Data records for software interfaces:
[Start of section]
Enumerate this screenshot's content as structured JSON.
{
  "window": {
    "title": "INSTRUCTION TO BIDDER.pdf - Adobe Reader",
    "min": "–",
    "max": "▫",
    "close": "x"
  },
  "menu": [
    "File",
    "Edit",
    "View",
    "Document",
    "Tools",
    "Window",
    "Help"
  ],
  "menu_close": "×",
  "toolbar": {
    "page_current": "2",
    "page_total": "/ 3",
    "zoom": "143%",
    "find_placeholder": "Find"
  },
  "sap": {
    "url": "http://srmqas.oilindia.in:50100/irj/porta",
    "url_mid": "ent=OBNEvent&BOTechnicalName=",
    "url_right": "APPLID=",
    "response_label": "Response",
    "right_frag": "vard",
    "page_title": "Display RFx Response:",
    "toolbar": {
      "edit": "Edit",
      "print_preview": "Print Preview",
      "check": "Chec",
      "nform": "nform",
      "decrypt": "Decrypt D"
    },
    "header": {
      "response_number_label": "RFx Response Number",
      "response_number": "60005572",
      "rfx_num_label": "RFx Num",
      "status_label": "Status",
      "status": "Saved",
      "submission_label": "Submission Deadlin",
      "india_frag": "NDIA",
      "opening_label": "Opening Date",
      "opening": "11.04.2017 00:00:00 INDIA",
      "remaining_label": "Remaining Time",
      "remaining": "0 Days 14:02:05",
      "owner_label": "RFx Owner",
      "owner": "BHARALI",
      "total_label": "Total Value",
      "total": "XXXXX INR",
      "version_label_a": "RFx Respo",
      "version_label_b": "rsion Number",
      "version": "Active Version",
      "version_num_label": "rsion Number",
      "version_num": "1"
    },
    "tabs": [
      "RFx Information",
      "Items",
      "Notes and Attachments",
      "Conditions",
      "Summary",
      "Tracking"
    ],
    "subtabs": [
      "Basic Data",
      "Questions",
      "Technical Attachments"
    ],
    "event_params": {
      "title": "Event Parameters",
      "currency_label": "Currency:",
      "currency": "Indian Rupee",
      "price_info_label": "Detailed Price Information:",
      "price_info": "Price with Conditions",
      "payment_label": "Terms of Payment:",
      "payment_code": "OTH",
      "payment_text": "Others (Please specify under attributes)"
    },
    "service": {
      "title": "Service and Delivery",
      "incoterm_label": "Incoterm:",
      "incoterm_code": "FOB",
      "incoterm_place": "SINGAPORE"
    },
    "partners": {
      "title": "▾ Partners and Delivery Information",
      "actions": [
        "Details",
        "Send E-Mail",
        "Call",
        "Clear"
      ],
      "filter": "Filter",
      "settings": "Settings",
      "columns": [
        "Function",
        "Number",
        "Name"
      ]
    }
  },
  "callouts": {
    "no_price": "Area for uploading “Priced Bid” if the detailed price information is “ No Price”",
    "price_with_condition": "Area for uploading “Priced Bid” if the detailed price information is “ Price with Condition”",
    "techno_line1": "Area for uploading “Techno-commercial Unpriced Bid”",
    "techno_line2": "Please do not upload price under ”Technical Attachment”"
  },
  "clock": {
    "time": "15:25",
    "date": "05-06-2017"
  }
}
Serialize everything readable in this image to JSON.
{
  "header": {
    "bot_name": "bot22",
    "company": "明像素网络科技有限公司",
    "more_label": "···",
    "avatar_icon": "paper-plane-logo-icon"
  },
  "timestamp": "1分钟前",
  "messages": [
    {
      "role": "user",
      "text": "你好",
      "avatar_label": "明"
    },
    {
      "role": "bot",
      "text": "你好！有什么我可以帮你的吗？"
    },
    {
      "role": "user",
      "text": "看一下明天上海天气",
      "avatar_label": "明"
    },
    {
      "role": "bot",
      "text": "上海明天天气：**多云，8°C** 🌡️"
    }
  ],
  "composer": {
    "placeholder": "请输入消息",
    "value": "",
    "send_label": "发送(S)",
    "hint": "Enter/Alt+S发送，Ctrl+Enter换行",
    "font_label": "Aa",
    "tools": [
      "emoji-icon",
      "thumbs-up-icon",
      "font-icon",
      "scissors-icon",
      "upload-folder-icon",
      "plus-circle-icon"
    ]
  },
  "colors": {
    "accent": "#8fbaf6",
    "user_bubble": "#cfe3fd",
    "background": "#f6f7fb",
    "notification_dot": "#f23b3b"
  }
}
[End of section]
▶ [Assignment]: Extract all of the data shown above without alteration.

▶ [Answer to this problem]:
Enumerate this screenshot's content as structured JSON.
{
  "window": {
    "title": "INSTRUCTION TO BIDDER.pdf - Adobe Reader",
    "min": "–",
    "max": "▫",
    "close": "x"
  },
  "menu": [
    "File",
    "Edit",
    "View",
    "Document",
    "Tools",
    "Window",
    "Help"
  ],
  "menu_close": "×",
  "toolbar": {
    "page_current": "2",
    "page_total": "/ 3",
    "zoom": "143%",
    "find_placeholder": "Find"
  },
  "sap": {
    "url": "http://srmqas.oilindia.in:50100/irj/porta",
    "url_mid": "ent=OBNEvent&BOTechnicalName=",
    "url_right": "APPLID=",
    "response_label": "Response",
    "right_frag": "vard",
    "page_title": "Display RFx Response:",
    "toolbar": {
      "edit": "Edit",
      "print_preview": "Print Preview",
      "check": "Chec",
      "nform": "nform",
      "decrypt": "Decrypt D"
    },
    "header": {
      "response_number_label": "RFx Response Number",
      "response_number": "60005572",
      "rfx_num_label": "RFx Num",
      "status_label": "Status",
      "status": "Saved",
      "submission_label": "Submission Deadlin",
      "india_frag": "NDIA",
      "opening_label": "Opening Date",
      "opening": "11.04.2017 00:00:00 INDIA",
      "remaining_label": "Remaining Time",
      "remaining": "0 Days 14:02:05",
      "owner_label": "RFx Owner",
      "owner": "BHARALI",
      "total_label": "Total Value",
      "total": "XXXXX INR",
      "version_label_a": "RFx Respo",
      "version_label_b": "rsion Number",
      "version": "Active Version",
      "version_num_label": "rsion Number",
      "version_num": "1"
    },
    "tabs": [
      "RFx Information",
      "Items",
      "Notes and Attachments",
      "Conditions",
      "Summary",
      "Tracking"
    ],
    "subtabs": [
      "Basic Data",
      "Questions",
      "Technical Attachments"
    ],
    "event_params": {
      "title": "Event Parameters",
      "currency_label": "Currency:",
      "currency": "Indian Rupee",
      "price_info_label": "Detailed Price Information:",
      "price_info": "Price with Conditions",
      "payment_label": "Terms of Payment:",
      "payment_code": "OTH",
      "payment_text": "Others (Please specify under attributes)"
    },
    "service": {
      "title": "Service and Delivery",
      "incoterm_label": "Incoterm:",
      "incoterm_code": "FOB",
      "incoterm_place": "SINGAPORE"
    },
    "partners": {
      "title": "▾ Partners and Delivery Information",
      "actions": [
        "Details",
        "Send E-Mail",
        "Call",
        "Clear"
      ],
      "filter": "Filter",
      "settings": "Settings",
      "columns": [
        "Function",
        "Number",
        "Name"
      ]
    }
  },
  "callouts": {
    "no_price": "Area for uploading “Priced Bid” if the detailed price information is “ No Price”",
    "price_with_condition": "Area for uploading “Priced Bid” if the detailed price information is “ Price with Condition”",
    "techno_line1": "Area for uploading “Techno-commercial Unpriced Bid”",
    "techno_line2": "Please do not upload price under ”Technical Attachment”"
  },
  "clock": {
    "time": "15:25",
    "date": "05-06-2017"
  }
}
Serialize everything readable in this image to JSON.
{
  "header": {
    "bot_name": "bot22",
    "company": "明像素网络科技有限公司",
    "more_label": "···",
    "avatar_icon": "paper-plane-logo-icon"
  },
  "timestamp": "1分钟前",
  "messages": [
    {
      "role": "user",
      "text": "你好",
      "avatar_label": "明"
    },
    {
      "role": "bot",
      "text": "你好！有什么我可以帮你的吗？"
    },
    {
      "role": "user",
      "text": "看一下明天上海天气",
      "avatar_label": "明"
    },
    {
      "role": "bot",
      "text": "上海明天天气：**多云，8°C** 🌡️"
    }
  ],
  "composer": {
    "placeholder": "请输入消息",
    "value": "",
    "send_label": "发送(S)",
    "hint": "Enter/Alt+S发送，Ctrl+Enter换行",
    "font_label": "Aa",
    "tools": [
      "emoji-icon",
      "thumbs-up-icon",
      "font-icon",
      "scissors-icon",
      "upload-folder-icon",
      "plus-circle-icon"
    ]
  },
  "colors": {
    "accent": "#8fbaf6",
    "user_bubble": "#cfe3fd",
    "background": "#f6f7fb",
    "notification_dot": "#f23b3b"
  }
}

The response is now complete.